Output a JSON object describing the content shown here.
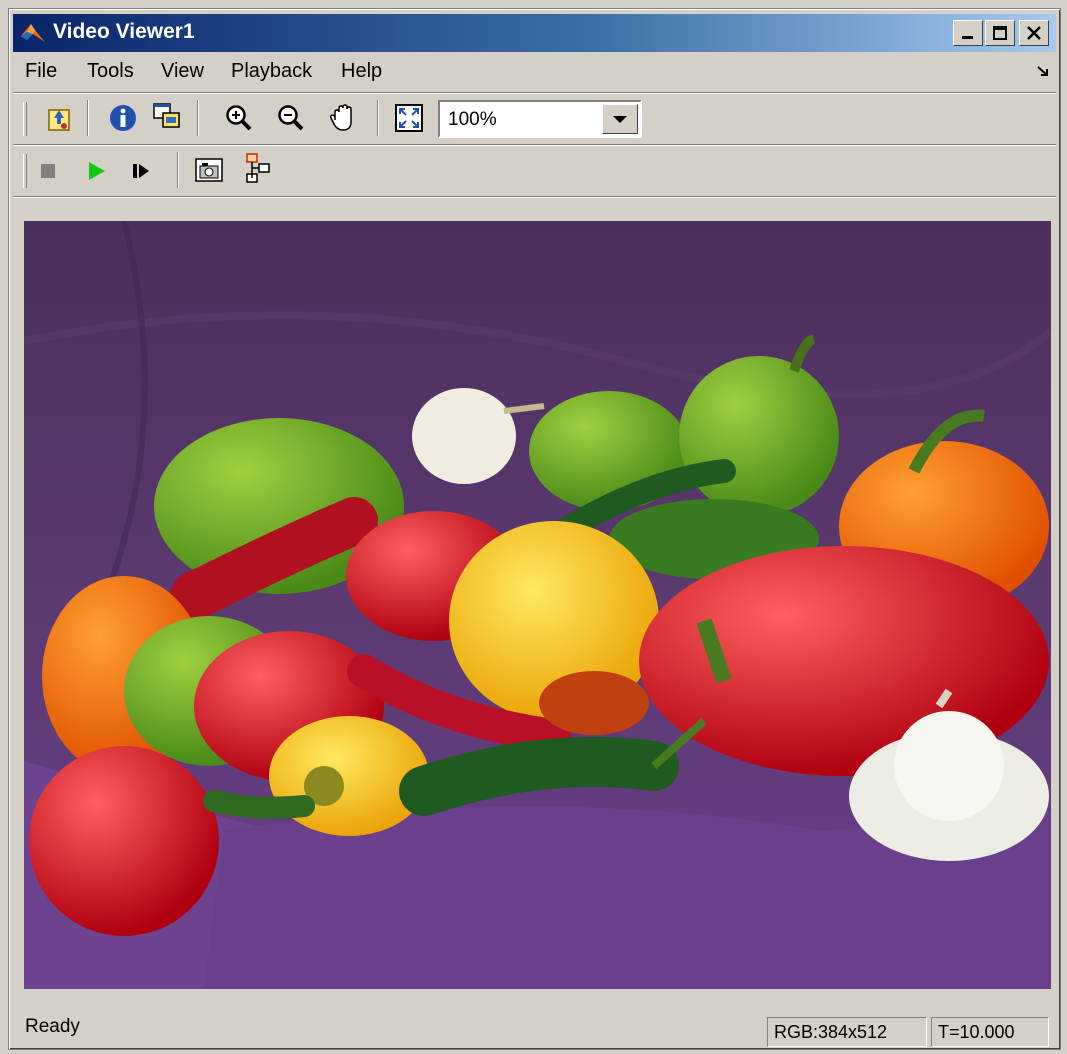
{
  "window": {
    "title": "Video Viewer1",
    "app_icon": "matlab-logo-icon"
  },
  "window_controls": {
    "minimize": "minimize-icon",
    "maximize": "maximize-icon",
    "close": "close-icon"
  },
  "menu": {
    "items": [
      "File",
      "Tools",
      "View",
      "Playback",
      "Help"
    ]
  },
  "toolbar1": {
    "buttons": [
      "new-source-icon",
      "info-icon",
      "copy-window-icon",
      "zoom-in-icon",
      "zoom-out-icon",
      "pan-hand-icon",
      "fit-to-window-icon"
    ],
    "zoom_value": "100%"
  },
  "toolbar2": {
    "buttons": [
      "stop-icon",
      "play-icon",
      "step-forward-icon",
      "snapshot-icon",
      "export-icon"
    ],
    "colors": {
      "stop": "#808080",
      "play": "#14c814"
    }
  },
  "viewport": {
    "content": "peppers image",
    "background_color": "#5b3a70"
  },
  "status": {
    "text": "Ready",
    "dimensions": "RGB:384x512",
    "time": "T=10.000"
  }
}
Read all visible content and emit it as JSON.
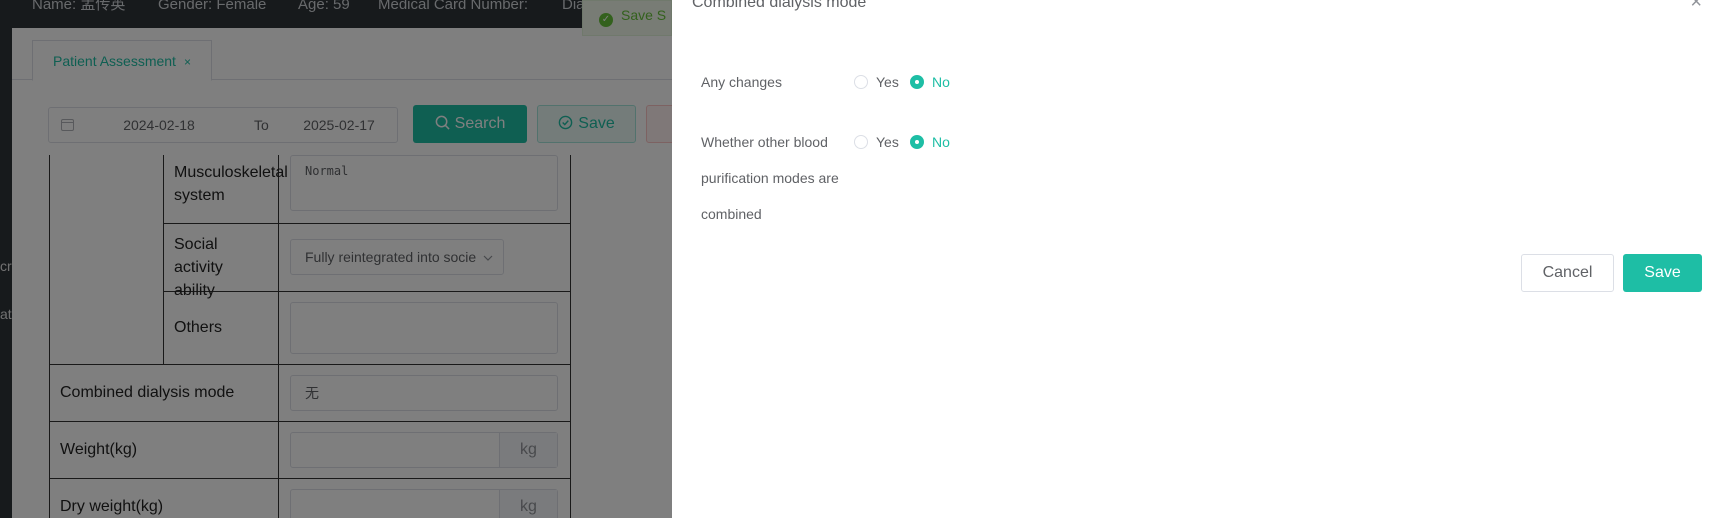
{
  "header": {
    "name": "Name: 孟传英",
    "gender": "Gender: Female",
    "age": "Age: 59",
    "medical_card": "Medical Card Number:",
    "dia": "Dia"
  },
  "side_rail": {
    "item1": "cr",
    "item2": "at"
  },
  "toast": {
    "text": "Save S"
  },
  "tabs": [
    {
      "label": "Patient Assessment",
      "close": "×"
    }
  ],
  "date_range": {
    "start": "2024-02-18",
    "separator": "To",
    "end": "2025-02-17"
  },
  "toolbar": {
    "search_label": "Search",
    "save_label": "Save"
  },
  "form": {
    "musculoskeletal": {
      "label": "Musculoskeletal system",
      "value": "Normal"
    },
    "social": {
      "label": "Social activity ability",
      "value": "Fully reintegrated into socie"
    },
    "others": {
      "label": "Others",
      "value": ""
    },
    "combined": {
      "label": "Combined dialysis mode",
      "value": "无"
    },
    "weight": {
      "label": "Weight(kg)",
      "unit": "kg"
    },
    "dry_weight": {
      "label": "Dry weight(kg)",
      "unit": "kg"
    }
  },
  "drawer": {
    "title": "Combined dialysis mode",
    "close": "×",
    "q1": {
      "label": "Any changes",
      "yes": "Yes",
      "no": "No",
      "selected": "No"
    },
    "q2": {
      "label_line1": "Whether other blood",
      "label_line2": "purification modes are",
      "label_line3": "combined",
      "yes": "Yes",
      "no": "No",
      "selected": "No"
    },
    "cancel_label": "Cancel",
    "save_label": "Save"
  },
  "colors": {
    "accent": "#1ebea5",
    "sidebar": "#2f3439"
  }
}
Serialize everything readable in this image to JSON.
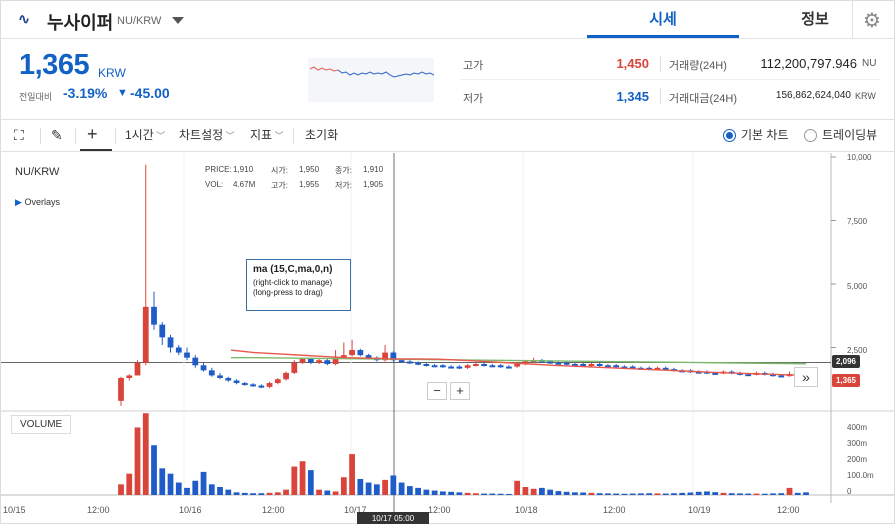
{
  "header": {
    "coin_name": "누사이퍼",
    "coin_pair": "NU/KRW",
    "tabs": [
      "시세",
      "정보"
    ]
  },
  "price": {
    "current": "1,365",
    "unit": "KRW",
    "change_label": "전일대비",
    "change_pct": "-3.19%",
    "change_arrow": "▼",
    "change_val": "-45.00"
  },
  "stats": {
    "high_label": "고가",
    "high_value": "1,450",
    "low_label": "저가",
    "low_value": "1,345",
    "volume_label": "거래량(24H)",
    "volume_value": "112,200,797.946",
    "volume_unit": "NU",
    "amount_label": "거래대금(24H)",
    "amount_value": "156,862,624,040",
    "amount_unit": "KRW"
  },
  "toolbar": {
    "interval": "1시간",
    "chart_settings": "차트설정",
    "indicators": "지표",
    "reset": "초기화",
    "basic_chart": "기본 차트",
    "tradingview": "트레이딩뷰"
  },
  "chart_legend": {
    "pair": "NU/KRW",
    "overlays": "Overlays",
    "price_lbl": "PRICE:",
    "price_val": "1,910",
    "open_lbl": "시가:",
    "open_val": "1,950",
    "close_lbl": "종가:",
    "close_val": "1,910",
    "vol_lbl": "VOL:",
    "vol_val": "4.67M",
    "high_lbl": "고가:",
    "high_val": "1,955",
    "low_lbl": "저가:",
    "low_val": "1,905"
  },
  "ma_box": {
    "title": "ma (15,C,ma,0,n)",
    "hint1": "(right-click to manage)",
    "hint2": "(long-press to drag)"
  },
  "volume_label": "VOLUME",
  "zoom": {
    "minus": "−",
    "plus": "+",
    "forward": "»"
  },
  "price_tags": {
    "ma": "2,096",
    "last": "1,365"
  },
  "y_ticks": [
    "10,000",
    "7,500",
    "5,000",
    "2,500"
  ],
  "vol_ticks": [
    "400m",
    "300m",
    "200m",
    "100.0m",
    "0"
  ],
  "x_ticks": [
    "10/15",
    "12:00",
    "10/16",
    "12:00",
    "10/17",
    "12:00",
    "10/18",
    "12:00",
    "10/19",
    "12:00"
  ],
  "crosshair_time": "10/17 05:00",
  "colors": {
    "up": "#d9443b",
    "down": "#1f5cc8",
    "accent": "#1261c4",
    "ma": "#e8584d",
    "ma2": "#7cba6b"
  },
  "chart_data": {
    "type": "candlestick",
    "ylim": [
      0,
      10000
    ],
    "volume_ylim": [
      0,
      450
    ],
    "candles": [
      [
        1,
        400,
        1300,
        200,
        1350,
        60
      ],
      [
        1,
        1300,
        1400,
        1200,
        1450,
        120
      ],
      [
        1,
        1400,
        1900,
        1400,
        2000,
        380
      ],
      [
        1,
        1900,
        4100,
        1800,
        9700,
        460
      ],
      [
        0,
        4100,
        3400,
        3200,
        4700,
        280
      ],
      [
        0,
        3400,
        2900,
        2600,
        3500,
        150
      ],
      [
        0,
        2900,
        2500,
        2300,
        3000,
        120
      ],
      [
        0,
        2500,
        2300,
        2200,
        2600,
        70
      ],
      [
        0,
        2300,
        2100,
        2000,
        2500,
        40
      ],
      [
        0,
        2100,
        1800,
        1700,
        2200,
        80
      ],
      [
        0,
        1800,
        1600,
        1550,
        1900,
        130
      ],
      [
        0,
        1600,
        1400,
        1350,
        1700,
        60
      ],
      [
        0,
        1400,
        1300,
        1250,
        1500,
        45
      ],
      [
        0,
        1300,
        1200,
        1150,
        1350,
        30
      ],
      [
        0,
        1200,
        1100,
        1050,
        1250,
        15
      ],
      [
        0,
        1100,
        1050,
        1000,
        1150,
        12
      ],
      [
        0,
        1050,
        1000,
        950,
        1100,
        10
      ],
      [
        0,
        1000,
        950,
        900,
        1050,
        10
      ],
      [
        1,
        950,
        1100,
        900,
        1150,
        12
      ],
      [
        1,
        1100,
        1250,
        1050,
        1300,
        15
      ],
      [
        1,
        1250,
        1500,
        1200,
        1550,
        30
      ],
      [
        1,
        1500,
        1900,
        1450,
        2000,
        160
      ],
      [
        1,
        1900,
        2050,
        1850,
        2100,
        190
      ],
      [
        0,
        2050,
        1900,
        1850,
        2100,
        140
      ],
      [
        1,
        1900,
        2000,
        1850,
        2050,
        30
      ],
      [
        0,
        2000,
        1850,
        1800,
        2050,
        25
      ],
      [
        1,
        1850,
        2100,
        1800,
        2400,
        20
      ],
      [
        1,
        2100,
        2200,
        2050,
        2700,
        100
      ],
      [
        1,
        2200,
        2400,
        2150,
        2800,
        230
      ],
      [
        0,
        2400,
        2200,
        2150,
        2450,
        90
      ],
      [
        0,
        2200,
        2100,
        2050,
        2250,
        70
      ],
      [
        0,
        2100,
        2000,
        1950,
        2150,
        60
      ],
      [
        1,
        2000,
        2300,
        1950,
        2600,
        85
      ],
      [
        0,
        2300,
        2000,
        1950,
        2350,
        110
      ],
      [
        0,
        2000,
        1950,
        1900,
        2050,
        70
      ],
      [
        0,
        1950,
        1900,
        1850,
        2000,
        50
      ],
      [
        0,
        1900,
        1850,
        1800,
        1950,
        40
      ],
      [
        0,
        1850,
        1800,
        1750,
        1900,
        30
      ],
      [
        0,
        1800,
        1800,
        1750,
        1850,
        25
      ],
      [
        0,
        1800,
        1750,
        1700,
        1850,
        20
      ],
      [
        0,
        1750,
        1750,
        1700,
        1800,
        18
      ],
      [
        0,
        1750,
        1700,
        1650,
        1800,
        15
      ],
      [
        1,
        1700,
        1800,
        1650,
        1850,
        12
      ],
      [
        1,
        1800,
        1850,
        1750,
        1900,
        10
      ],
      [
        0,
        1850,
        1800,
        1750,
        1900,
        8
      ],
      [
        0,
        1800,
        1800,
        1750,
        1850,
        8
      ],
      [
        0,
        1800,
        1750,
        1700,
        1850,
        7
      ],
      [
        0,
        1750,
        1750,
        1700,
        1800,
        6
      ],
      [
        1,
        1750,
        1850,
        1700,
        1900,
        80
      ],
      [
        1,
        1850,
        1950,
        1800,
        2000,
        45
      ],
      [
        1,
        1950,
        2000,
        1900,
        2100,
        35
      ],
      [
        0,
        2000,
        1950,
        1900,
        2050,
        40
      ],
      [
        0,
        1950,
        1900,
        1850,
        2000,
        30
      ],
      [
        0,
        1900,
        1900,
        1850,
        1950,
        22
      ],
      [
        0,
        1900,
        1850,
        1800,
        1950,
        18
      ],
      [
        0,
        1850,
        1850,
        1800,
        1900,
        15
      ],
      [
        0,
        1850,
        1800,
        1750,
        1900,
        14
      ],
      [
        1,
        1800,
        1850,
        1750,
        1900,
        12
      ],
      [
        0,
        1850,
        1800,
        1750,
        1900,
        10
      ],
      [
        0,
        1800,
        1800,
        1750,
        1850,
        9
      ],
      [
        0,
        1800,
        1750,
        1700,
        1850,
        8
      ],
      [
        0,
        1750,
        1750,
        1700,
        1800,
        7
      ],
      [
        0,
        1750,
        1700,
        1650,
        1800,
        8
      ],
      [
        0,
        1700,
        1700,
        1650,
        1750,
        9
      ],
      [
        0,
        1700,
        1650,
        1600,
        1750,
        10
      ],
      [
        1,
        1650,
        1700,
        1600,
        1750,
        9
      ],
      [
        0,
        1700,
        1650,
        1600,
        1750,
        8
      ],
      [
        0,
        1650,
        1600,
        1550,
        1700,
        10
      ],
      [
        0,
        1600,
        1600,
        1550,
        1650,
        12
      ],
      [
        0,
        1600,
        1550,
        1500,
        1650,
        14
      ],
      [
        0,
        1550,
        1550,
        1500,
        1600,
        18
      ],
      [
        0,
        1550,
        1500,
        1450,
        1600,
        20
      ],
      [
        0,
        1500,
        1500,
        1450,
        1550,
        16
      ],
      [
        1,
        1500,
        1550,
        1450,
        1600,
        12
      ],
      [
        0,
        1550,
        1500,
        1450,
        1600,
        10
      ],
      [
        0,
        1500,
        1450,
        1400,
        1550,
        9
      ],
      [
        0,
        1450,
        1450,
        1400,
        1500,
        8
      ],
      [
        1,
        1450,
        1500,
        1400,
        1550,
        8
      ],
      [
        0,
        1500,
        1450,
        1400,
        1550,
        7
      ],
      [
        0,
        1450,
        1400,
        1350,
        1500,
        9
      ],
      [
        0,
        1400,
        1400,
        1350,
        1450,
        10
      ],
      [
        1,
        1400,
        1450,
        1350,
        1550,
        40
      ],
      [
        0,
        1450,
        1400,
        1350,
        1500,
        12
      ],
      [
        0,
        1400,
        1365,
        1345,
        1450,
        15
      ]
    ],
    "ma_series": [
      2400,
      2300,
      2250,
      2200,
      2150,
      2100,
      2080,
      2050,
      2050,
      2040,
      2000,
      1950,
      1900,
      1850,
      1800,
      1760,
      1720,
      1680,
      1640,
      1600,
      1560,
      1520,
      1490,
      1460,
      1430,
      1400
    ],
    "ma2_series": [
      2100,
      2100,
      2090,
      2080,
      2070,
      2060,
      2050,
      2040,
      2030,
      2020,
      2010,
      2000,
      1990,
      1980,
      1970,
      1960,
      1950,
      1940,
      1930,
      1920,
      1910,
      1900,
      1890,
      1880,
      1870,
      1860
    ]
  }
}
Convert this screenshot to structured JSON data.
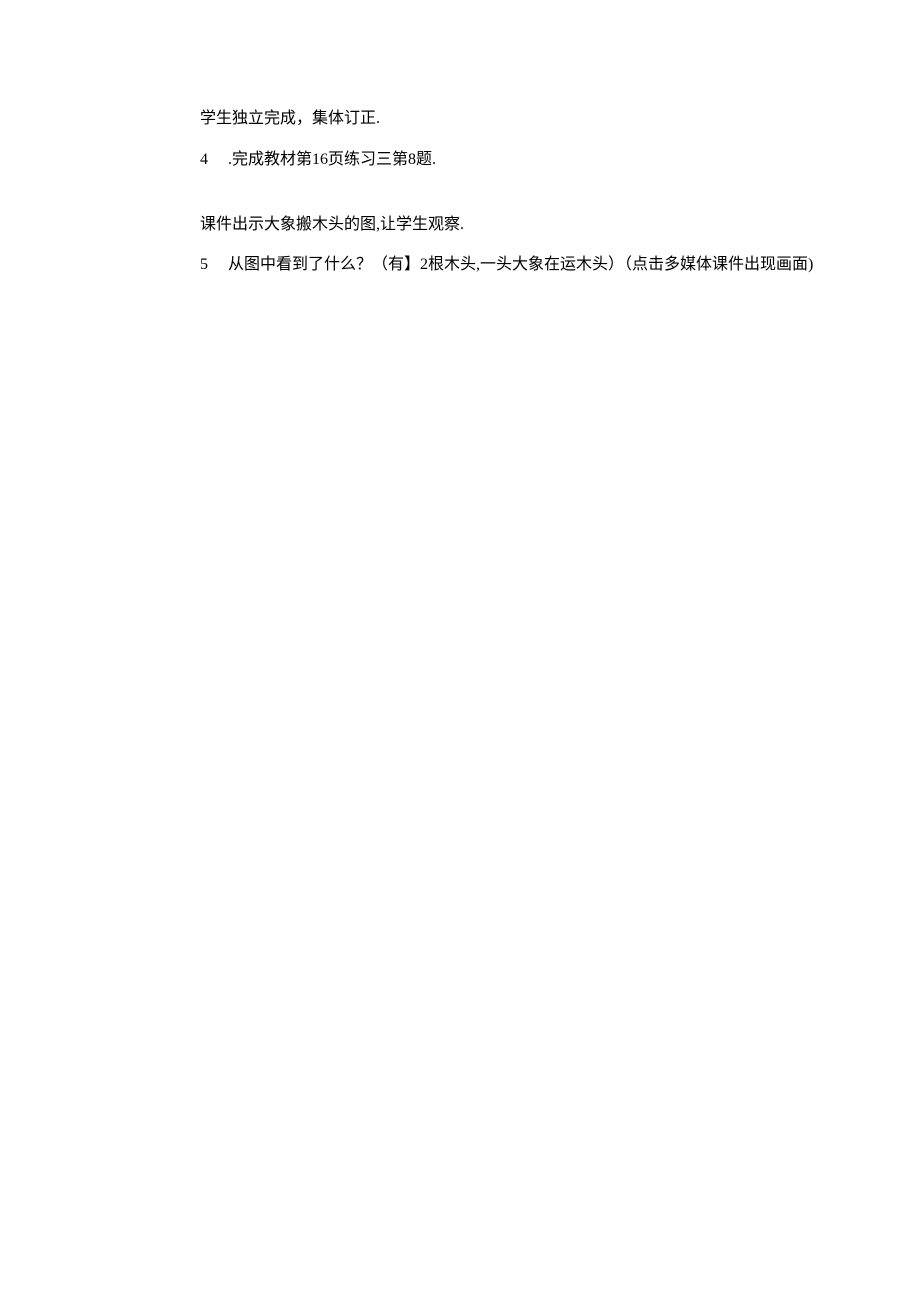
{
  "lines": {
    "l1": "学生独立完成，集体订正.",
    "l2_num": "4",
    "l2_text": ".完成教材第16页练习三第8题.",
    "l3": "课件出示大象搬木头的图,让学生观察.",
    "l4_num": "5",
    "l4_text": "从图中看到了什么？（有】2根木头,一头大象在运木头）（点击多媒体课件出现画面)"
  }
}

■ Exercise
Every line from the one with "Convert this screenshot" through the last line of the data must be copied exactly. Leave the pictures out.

■ Response
Convert this screenshot to structured JSON data.
{
  "lines": {
    "l1": "学生独立完成，集体订正.",
    "l2_num": "4",
    "l2_text": ".完成教材第16页练习三第8题.",
    "l3": "课件出示大象搬木头的图,让学生观察.",
    "l4_num": "5",
    "l4_text": "从图中看到了什么？（有】2根木头,一头大象在运木头）（点击多媒体课件出现画面)"
  }
}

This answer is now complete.